**Aim of the exercise:** Tell how many lines in the following entries include the word "Default", giving the figure alone.

*** Opening of Extracted material ***

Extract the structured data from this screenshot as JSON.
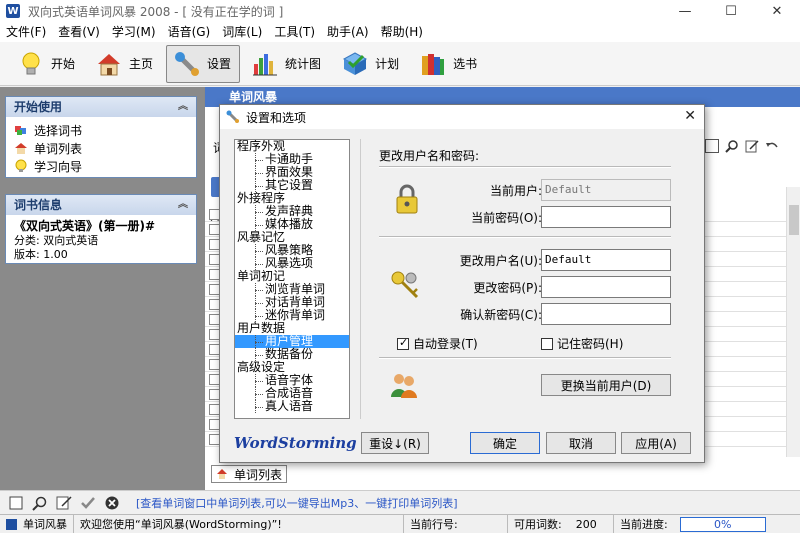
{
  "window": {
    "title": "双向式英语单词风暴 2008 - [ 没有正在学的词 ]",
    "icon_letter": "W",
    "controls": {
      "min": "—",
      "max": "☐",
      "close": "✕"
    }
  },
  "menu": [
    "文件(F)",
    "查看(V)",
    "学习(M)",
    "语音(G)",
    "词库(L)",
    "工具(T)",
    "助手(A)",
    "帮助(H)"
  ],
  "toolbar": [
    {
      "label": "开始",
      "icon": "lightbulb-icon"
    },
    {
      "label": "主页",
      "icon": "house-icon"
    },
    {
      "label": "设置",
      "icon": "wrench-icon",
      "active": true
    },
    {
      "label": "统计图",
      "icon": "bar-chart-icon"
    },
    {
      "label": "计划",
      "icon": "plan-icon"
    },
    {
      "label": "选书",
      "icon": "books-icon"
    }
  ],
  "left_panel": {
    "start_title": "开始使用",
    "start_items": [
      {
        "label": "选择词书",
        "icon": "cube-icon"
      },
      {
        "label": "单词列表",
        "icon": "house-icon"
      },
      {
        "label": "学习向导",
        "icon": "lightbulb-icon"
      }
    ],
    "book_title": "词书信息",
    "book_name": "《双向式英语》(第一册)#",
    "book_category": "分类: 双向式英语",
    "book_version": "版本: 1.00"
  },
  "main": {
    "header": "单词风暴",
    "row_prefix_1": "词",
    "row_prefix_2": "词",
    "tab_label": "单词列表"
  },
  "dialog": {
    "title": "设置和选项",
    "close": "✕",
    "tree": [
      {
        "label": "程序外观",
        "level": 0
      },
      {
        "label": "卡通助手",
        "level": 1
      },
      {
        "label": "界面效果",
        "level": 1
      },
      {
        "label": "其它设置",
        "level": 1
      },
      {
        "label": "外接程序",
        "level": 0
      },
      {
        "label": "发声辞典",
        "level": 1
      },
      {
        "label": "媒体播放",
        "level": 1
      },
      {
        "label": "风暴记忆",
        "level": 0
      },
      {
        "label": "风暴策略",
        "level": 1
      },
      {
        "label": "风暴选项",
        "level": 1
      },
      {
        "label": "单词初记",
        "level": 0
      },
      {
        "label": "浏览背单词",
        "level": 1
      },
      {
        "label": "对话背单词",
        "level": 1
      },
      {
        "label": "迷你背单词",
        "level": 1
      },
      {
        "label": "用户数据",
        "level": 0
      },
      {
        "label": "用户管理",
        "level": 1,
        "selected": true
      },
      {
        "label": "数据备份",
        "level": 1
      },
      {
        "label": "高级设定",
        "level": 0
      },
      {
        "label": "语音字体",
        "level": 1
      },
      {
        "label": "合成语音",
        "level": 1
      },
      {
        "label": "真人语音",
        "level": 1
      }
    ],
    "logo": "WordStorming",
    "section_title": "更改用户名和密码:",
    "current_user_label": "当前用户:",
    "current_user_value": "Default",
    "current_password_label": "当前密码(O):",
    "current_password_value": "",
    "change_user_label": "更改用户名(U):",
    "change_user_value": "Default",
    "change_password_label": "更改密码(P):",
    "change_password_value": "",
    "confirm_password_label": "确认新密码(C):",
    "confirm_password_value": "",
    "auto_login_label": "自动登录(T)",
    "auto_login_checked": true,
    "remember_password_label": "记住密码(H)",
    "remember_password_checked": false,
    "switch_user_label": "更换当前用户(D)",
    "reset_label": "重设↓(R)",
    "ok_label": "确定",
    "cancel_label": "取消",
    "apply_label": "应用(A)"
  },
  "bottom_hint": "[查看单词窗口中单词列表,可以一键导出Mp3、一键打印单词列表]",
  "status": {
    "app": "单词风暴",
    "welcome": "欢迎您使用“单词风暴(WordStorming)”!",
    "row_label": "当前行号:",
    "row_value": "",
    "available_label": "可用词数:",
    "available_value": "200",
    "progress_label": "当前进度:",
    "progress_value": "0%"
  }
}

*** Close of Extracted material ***
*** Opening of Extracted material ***

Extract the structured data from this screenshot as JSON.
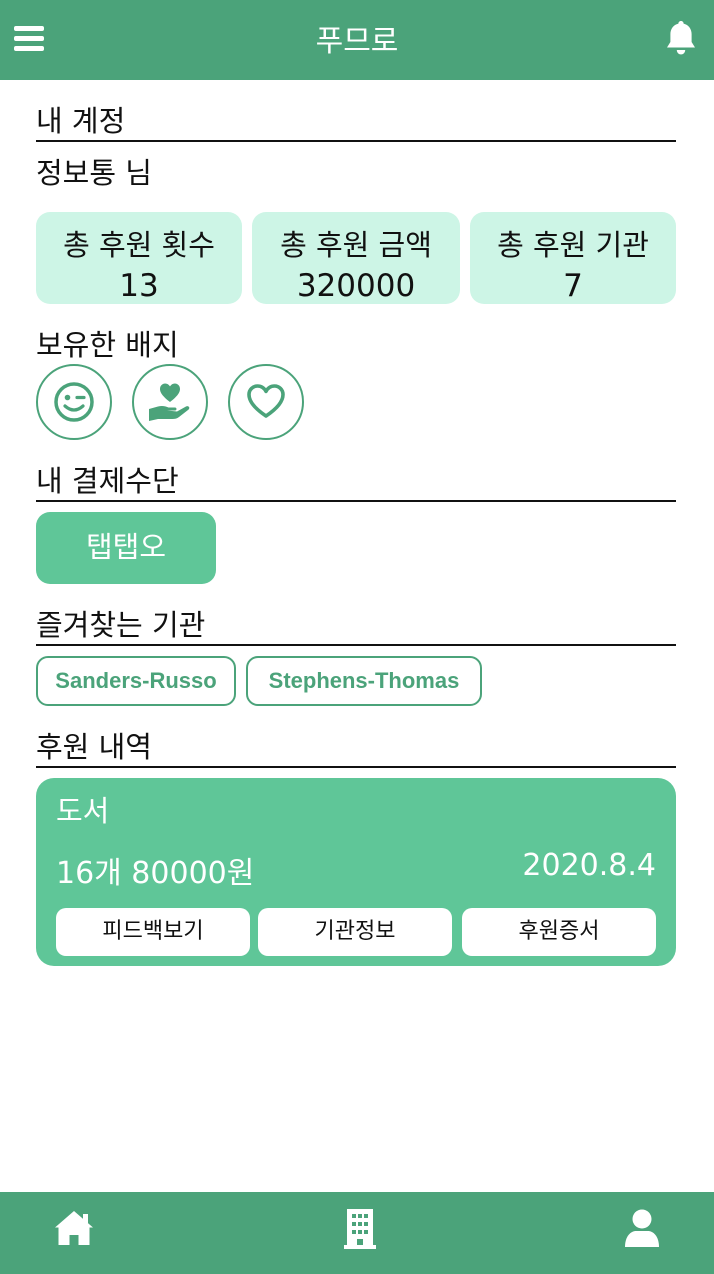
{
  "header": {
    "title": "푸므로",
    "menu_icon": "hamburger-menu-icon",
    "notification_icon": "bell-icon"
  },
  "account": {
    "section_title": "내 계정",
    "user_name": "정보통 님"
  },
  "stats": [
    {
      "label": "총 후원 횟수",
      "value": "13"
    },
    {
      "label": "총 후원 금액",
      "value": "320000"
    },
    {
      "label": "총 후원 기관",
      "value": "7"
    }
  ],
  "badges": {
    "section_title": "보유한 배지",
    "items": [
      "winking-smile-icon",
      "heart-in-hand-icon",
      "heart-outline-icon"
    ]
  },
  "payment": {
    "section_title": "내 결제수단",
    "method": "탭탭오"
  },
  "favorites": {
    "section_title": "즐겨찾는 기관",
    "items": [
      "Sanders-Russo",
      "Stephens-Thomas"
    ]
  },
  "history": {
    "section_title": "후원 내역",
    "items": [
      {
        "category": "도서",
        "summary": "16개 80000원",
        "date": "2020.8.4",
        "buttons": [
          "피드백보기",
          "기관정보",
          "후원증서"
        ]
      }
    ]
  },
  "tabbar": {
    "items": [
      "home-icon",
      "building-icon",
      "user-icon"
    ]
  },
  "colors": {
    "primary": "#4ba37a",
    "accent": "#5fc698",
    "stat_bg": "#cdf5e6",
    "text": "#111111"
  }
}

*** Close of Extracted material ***

**Response:** 2